With this post in the example above, it’s relatively short. It’s also a tutorial, so at 3:58, I’d guess most visitors are trying to replicate the process I’m laying out. I don’t want to get in their way of doing so, so I’d set the trigger at the later stages, perhaps around 3 minutes.
Trigger based on how far down users are scrolling on a page
As you can see from the above, time on page doesn’t provide much precision, and it’s up to you to make an educated guess on where a user is in their information intake based on the amount of time they are spending on a page.
So, for a little better accuracy, how about triggering a popup based on how far down the page a user is scrolling?
Such data isn’t as available out of the box as time on page, but you can still find it. I won’t get into the details of implementation, but here are a few resources:
You can set up scroll depth tracking for your website via Google Tag Manager. This will allow you to see scroll depth right in your GA reports. This is a free option, and relatively easy if you know your way around GA and GTM.
Glenn Gabe also has an amazing blog and great content around SEO and other topics. Here is a graphic from a post of his that shows the scroll depth for a page where most users aren’t making their way very far down:
Crazy Egg & Heatmap Tools
There are a number of heatmapping tools which will also track scroll depth. The advantage here is this type of tracking is what these tools were built for, and thus the reporting and visuals are a lot more robust. The downside, of course, is that you will usually need to pay to use, unfortunately.
My personal choice just because it’s the only one with which I have experience is CrazyEgg, which also provides other heatmapping tools and insights.
Trigger based on when a user exits the page
“But wait, there is more!” That’s why pops into my head every time I think about popups that are triggered when someone is moving their mouse to click out of the page.
It’s the ultimate last ditch effort, and while you might think that such maneuvers are annoying and intrusive, they have been proven to work. OptinMonster says “But, by using exit-intent technology, you can convert an additional 2 – 4% of your visitors into email subscribers and soon thereafter into paying customers.”
Here is how easy it is to set up:
Trigger based on a link click

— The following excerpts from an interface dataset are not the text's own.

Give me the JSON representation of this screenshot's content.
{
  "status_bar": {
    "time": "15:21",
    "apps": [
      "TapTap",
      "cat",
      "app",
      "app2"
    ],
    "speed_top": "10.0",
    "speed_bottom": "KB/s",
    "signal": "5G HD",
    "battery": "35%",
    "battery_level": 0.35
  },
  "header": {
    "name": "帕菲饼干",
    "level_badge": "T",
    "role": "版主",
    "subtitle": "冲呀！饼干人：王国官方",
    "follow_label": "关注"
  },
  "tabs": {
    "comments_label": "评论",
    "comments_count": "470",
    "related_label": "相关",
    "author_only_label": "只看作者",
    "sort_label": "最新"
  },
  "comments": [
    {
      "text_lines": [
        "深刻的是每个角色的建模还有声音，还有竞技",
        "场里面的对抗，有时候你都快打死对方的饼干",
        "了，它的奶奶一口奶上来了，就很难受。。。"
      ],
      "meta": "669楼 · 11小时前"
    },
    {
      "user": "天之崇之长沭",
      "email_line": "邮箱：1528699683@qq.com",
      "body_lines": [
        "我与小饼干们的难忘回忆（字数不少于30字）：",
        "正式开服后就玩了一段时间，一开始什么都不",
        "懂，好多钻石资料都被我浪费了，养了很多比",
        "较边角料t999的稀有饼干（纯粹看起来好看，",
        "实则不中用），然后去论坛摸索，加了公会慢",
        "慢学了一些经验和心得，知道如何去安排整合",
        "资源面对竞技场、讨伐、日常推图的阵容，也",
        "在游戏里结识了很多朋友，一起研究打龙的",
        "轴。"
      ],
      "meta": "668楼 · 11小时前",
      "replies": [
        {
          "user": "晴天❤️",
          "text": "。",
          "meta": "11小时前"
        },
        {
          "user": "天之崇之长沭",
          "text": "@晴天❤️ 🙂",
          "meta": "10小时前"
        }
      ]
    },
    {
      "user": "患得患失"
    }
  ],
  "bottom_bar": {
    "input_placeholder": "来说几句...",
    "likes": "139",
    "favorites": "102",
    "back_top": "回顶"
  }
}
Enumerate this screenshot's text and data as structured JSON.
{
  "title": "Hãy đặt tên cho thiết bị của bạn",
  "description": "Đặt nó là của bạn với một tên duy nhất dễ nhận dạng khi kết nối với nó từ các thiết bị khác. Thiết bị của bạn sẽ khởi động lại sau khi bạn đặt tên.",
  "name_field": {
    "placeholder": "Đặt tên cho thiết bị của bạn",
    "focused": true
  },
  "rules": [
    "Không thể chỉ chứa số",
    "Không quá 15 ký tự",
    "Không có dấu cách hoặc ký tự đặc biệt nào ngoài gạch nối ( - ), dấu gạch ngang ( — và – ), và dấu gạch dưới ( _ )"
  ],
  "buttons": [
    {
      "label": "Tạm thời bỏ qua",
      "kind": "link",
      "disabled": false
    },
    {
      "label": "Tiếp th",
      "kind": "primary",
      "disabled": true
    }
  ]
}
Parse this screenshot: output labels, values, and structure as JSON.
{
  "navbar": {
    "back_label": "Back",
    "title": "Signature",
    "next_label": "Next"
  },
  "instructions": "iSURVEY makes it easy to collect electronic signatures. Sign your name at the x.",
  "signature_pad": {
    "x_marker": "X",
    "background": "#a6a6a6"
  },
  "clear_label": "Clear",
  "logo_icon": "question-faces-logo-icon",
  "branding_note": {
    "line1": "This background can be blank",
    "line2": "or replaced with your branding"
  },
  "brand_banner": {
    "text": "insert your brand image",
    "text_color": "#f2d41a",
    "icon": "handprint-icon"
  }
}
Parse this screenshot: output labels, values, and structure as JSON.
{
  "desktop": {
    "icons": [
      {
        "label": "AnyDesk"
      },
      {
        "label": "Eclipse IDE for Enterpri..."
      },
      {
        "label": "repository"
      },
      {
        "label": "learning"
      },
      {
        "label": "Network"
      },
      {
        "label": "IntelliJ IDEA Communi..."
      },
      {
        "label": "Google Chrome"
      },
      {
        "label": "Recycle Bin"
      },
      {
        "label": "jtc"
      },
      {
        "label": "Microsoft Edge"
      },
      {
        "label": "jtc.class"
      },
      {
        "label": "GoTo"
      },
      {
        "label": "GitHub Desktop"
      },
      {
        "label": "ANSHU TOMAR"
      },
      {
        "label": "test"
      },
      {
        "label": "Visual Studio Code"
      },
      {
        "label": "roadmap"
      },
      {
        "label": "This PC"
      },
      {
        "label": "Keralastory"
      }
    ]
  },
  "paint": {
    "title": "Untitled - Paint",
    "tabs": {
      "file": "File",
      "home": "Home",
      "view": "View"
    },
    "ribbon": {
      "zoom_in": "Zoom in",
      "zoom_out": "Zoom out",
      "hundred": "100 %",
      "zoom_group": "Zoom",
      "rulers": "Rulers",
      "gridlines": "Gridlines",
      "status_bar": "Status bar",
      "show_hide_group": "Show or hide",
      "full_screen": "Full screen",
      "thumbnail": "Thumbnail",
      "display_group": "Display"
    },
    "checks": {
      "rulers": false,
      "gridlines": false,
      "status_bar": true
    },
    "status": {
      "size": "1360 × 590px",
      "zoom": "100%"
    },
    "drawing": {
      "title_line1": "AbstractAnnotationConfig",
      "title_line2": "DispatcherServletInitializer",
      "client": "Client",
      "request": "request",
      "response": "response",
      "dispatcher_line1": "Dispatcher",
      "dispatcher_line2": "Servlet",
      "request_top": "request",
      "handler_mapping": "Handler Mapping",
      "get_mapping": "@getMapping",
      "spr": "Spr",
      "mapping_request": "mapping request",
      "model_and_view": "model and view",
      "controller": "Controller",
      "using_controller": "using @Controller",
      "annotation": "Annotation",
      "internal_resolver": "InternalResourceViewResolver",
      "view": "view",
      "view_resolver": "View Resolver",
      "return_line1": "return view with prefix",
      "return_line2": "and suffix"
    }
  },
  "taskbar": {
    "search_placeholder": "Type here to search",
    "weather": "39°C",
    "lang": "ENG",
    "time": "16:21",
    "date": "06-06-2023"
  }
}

Now, if the exit intent popup is the ultimate Hail Mary, then triggering a popup when a link is clicked is the complete opposite in terms of potential user interest.
Meaning, there is no better action to signal a user is interested in something than the clicking of a link. They can spend all day on a page, scroll 100% of the page…but if they take the action to click something, you know they have at least a sliver of interest in learning more.
So, yes, you can totally trigger a popup with the click of a link. OptinMonster calls these “Monsterlinks” and says “A MonsterLink is one of our most effective campaign triggers, easily increasing conversions by 2x or more.”
Again, another easy configuration if your tool of choice has the capability.
Trigger based on referral source
Last, perhaps your popup and conversion success isn’t completely tied to what website users are doing on your pages, but rather, how they got to your pages in the first place?
Meaning, if you could, would you tailor your message and content differently for someone who was clicking over to your site from a Facebook ad than you would for someone clicking through to your site from Google search?
So, one other option is to trigger your popup based on the referral source of the traffic. For instance, if the user is coming from Facebook, trigger the popup, and if they are coming from Google, don’t trigger the popup.
This triggering based on referral source can also be combined with the above, and say you want to trigger when they come from Facebook and spend a minute on page, etc.
Trigger when you feel it is best
In addition to the above, you can typically trigger popups based on a user’s location, and more.
Either way, in the end, it’s your site, and your rules. Some prefer to not get in the way of their user’s activity, and there are certainly options that allow you to handle that piece with care.